WHAT IS REQUIRED:
Among the entries, which lines carry the string "CefSharp"? Copy each of them.

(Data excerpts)
◇ ◇ ◇ ◇ ◇ ◇ ◇

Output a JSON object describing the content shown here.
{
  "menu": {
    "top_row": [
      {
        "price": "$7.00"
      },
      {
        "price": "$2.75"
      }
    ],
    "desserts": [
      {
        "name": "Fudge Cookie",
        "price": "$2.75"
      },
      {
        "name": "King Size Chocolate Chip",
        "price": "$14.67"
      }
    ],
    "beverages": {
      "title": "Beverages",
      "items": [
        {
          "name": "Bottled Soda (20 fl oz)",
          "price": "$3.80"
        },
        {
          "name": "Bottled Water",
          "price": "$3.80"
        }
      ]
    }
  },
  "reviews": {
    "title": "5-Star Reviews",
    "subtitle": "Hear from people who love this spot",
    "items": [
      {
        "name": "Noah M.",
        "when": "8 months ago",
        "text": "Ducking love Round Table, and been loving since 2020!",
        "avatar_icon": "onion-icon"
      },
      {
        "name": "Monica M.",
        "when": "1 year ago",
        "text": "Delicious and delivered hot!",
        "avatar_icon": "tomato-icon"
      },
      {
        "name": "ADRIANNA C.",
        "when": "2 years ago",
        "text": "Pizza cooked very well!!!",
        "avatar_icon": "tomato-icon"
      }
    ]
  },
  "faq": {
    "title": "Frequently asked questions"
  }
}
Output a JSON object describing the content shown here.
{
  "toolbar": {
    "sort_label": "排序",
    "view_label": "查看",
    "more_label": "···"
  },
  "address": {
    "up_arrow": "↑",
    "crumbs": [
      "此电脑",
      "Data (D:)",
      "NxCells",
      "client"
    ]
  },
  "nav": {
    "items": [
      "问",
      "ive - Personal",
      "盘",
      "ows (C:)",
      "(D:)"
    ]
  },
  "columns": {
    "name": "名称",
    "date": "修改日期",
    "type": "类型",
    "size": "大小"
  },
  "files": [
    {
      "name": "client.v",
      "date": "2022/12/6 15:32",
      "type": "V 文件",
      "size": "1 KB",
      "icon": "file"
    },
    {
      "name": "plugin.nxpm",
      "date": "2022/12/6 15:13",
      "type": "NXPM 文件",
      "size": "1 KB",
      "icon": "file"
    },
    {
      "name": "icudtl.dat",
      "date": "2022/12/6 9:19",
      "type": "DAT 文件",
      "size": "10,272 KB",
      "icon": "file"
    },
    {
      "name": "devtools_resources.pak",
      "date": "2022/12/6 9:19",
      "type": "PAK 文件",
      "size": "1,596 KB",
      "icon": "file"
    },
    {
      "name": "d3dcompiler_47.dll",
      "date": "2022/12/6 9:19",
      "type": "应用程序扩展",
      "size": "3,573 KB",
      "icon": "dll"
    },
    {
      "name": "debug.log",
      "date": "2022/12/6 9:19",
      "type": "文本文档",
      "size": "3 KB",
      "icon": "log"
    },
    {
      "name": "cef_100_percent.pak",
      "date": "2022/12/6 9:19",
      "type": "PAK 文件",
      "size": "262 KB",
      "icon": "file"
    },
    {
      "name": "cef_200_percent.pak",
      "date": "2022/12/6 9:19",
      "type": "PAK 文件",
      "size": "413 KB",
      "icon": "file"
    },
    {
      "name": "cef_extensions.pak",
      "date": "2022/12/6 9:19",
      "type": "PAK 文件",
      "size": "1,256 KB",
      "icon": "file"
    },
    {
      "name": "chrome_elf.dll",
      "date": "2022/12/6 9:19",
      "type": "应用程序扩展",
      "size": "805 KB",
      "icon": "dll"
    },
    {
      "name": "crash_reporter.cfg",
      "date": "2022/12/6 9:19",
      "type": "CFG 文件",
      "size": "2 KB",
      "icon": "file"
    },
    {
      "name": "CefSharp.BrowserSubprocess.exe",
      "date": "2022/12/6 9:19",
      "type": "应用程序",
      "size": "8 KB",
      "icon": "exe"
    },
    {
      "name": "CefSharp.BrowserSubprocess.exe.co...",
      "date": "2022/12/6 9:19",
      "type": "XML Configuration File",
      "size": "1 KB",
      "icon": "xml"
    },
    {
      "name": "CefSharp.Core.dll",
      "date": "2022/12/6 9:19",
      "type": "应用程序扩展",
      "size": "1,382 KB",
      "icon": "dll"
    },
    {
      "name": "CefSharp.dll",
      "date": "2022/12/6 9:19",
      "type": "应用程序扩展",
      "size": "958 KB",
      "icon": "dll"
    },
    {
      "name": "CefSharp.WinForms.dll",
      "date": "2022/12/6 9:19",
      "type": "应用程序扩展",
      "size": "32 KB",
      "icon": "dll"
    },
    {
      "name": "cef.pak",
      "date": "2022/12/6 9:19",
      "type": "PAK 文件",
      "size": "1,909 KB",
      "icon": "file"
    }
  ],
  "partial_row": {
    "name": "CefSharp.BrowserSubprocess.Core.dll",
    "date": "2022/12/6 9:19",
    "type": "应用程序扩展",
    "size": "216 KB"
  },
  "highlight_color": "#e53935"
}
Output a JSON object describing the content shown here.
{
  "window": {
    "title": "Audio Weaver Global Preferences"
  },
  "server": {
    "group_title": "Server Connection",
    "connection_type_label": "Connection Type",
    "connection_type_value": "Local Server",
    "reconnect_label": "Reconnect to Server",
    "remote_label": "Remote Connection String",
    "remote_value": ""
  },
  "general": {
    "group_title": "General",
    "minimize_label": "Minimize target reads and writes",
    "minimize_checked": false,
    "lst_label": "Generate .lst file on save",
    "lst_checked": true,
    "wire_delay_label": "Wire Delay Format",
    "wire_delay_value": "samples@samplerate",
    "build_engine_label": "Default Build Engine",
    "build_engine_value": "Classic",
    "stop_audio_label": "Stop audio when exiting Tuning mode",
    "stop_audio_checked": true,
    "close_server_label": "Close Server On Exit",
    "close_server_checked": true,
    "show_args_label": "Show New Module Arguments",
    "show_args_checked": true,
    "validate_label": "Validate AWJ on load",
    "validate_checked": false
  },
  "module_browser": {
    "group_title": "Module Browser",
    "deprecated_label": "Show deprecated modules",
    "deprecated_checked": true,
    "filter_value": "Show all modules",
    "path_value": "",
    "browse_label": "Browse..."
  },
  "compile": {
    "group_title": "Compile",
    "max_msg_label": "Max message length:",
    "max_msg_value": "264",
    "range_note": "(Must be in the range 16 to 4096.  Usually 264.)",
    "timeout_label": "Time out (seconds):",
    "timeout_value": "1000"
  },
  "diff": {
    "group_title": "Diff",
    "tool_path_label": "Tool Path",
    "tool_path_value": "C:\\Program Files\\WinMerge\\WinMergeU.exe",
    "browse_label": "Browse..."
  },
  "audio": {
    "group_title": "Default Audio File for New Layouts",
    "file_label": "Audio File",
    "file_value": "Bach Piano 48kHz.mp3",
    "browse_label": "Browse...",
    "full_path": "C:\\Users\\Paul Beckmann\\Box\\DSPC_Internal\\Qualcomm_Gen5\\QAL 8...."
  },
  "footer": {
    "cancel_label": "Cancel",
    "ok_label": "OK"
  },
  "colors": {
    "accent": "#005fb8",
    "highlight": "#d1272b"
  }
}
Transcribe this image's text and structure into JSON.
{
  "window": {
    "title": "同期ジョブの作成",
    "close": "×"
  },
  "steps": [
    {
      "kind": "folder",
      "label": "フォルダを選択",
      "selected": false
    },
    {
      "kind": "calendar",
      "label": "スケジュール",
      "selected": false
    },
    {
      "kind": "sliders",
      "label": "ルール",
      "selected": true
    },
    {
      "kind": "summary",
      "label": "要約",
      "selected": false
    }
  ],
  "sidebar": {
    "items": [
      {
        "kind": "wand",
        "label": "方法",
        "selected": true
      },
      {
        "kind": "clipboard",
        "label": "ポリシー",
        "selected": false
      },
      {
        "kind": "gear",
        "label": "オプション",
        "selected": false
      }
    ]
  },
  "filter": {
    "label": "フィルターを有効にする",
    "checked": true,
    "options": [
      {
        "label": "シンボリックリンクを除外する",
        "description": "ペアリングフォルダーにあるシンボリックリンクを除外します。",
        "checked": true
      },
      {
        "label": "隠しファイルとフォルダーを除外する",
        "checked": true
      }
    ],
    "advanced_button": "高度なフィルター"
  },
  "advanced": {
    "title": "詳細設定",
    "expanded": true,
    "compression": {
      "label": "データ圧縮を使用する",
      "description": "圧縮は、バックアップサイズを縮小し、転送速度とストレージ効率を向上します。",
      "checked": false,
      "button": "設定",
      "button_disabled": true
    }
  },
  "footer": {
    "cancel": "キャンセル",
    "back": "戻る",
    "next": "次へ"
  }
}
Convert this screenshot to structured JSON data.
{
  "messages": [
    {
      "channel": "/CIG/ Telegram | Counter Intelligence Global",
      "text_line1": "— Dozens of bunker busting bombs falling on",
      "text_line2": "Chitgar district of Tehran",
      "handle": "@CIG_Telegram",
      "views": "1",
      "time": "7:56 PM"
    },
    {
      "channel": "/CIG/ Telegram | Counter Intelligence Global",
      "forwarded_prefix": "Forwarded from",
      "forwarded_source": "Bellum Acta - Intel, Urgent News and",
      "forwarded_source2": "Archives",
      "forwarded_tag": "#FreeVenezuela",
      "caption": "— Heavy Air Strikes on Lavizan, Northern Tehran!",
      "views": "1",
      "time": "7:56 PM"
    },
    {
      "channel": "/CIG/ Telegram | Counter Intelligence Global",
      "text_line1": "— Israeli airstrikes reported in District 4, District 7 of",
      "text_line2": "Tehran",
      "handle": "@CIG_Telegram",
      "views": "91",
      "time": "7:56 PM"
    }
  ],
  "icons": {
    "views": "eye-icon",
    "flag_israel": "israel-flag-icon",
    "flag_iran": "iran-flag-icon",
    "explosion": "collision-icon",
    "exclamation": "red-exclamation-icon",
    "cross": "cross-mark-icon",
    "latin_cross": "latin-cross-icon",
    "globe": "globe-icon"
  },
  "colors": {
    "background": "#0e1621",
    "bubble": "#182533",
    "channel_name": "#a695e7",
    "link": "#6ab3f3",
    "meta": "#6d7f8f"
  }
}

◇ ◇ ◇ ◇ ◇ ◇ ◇

TASK ANSWER:
      "name": "CefSharp.BrowserSubprocess.exe",
      "name": "CefSharp.BrowserSubprocess.exe.co...",
      "name": "CefSharp.Core.dll",
      "name": "CefSharp.dll",
      "name": "CefSharp.WinForms.dll",
    "name": "CefSharp.BrowserSubprocess.Core.dll",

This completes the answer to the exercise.